This course is an introduction to the basic theory and
practice of cryptographic techniques used in computer
security. We will cover topics such as encryption
(secret-key and public-key), digital signatures, secure
authentication, key management, cryptographic hashing, Internet voting
systems, copyright protection, and a bit of zero-knowledge protocols.
The course requires a basic understanding of
probability theory. Some knowledge of modular arithmetic
will be helpful but not required. The course is intended
for advanced undergraduates and graduate students.
We will be using the following books:
- Cryptography Theory and Practice, Second edition by D.

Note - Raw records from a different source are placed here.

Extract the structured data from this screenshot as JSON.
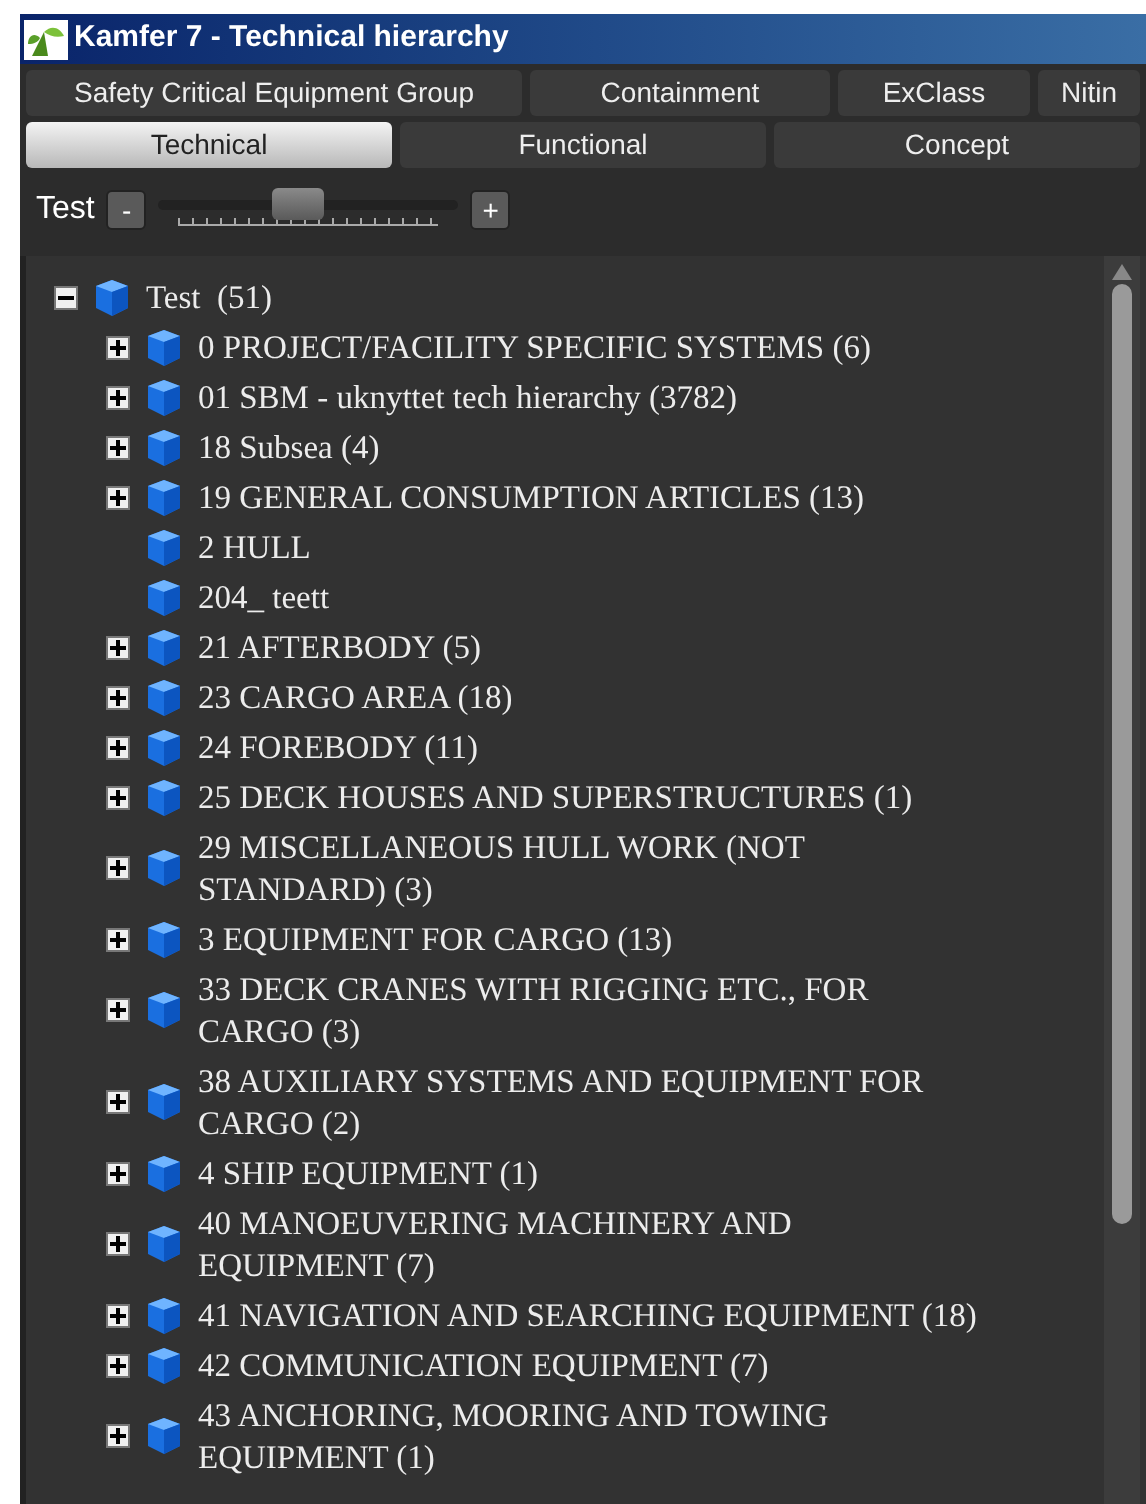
{
  "window": {
    "title": "Kamfer 7 - Technical hierarchy"
  },
  "tab_rows": [
    [
      {
        "label": "Safety Critical Equipment Group",
        "selected": false
      },
      {
        "label": "Containment",
        "selected": false
      },
      {
        "label": "ExClass",
        "selected": false
      },
      {
        "label": "Nitin",
        "selected": false
      }
    ],
    [
      {
        "label": "Technical",
        "selected": true
      },
      {
        "label": "Functional",
        "selected": false
      },
      {
        "label": "Concept",
        "selected": false
      }
    ]
  ],
  "zoom": {
    "label": "Test",
    "minus": "-",
    "plus": "+",
    "level": 0.46
  },
  "tree": {
    "root": {
      "label": "Test  (51)",
      "expanded": true,
      "children": [
        {
          "label": "0 PROJECT/FACILITY SPECIFIC SYSTEMS (6)",
          "kind": "branch",
          "expanded": false
        },
        {
          "label": "01 SBM - uknyttet tech hierarchy (3782)",
          "kind": "branch",
          "expanded": false
        },
        {
          "label": "18 Subsea (4)",
          "kind": "branch",
          "expanded": false
        },
        {
          "label": "19 GENERAL CONSUMPTION ARTICLES (13)",
          "kind": "branch",
          "expanded": false
        },
        {
          "label": "2 HULL",
          "kind": "leaf"
        },
        {
          "label": "204_ teett",
          "kind": "leaf"
        },
        {
          "label": "21 AFTERBODY (5)",
          "kind": "branch",
          "expanded": false
        },
        {
          "label": "23 CARGO AREA (18)",
          "kind": "branch",
          "expanded": false
        },
        {
          "label": "24 FOREBODY (11)",
          "kind": "branch",
          "expanded": false
        },
        {
          "label": "25 DECK HOUSES AND SUPERSTRUCTURES (1)",
          "kind": "branch",
          "expanded": false
        },
        {
          "label": "29 MISCELLANEOUS HULL WORK (NOT STANDARD) (3)",
          "kind": "branch",
          "expanded": false
        },
        {
          "label": "3 EQUIPMENT FOR CARGO (13)",
          "kind": "branch",
          "expanded": false
        },
        {
          "label": "33 DECK CRANES WITH RIGGING ETC., FOR CARGO (3)",
          "kind": "branch",
          "expanded": false
        },
        {
          "label": "38 AUXILIARY SYSTEMS AND EQUIPMENT FOR CARGO (2)",
          "kind": "branch",
          "expanded": false
        },
        {
          "label": "4 SHIP EQUIPMENT (1)",
          "kind": "branch",
          "expanded": false
        },
        {
          "label": "40 MANOEUVERING MACHINERY AND EQUIPMENT (7)",
          "kind": "branch",
          "expanded": false
        },
        {
          "label": "41 NAVIGATION AND SEARCHING EQUIPMENT (18)",
          "kind": "branch",
          "expanded": false
        },
        {
          "label": "42 COMMUNICATION EQUIPMENT (7)",
          "kind": "branch",
          "expanded": false
        },
        {
          "label": "43 ANCHORING, MOORING AND TOWING EQUIPMENT (1)",
          "kind": "branch",
          "expanded": false
        }
      ]
    }
  }
}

- Optional: Network Security, Second edition, by
C. Kaufman, R. Perlman, and M. Speciner.
- Optional: Applied cryptography by B. Schneier.
- Optional: Handbook of Applied Cryptography by A. Menezes,
P. Van Oorschot, S. Vanstone. Free!
and research papers handed out in class.
- There will be five sections given by the TA's during the
- Sections will be held on Tuesdays in Gates B03 from
6:00pm - 6:50pm (live on channel E1) on the following dates:
- January 21,
- February 4,
- February 18,
- March 4,
- March 11.
- Attendance at the sections is optional.
- There will be four written
homework assignments and two programming projects.
- You may collaborate when solving the written
assignments, however when writing up the
solutions you must do so on your own.
- Both programming projects can be done in pairs.
- You must hand in all four homework assignments
and the two programming projects.
- Some of the assignments will contain extra credit
questions. You must solve extra credit questions
on your own.
- Homework assignments will be graded on a scale of
0 to 10.
- Extensions: each student has a total of 48
extension hours throughout the quarter.
This automatic extension can be spent in units of 24 hours on any
of the assignments and projects. Please mark the submission
time for any late assignment.
- Homework will be due on Wednesdays in class or at 5pm in
the CS255 homework bin next to Gates 182.
- It is an honor code violation to consult solutions to
homework problems from previous CS255's.
There will be an in class final exam during finals week.
No midterm exam.
Students can choose from one of two dates for the in class
Final placement in the class will be determined by the following formula:
0.4 H + 0.3 P + 0.3 F
- H is your average score on the four
written homework assignments.
- P is the weighted average grade on the two programming
- F is your final exam score.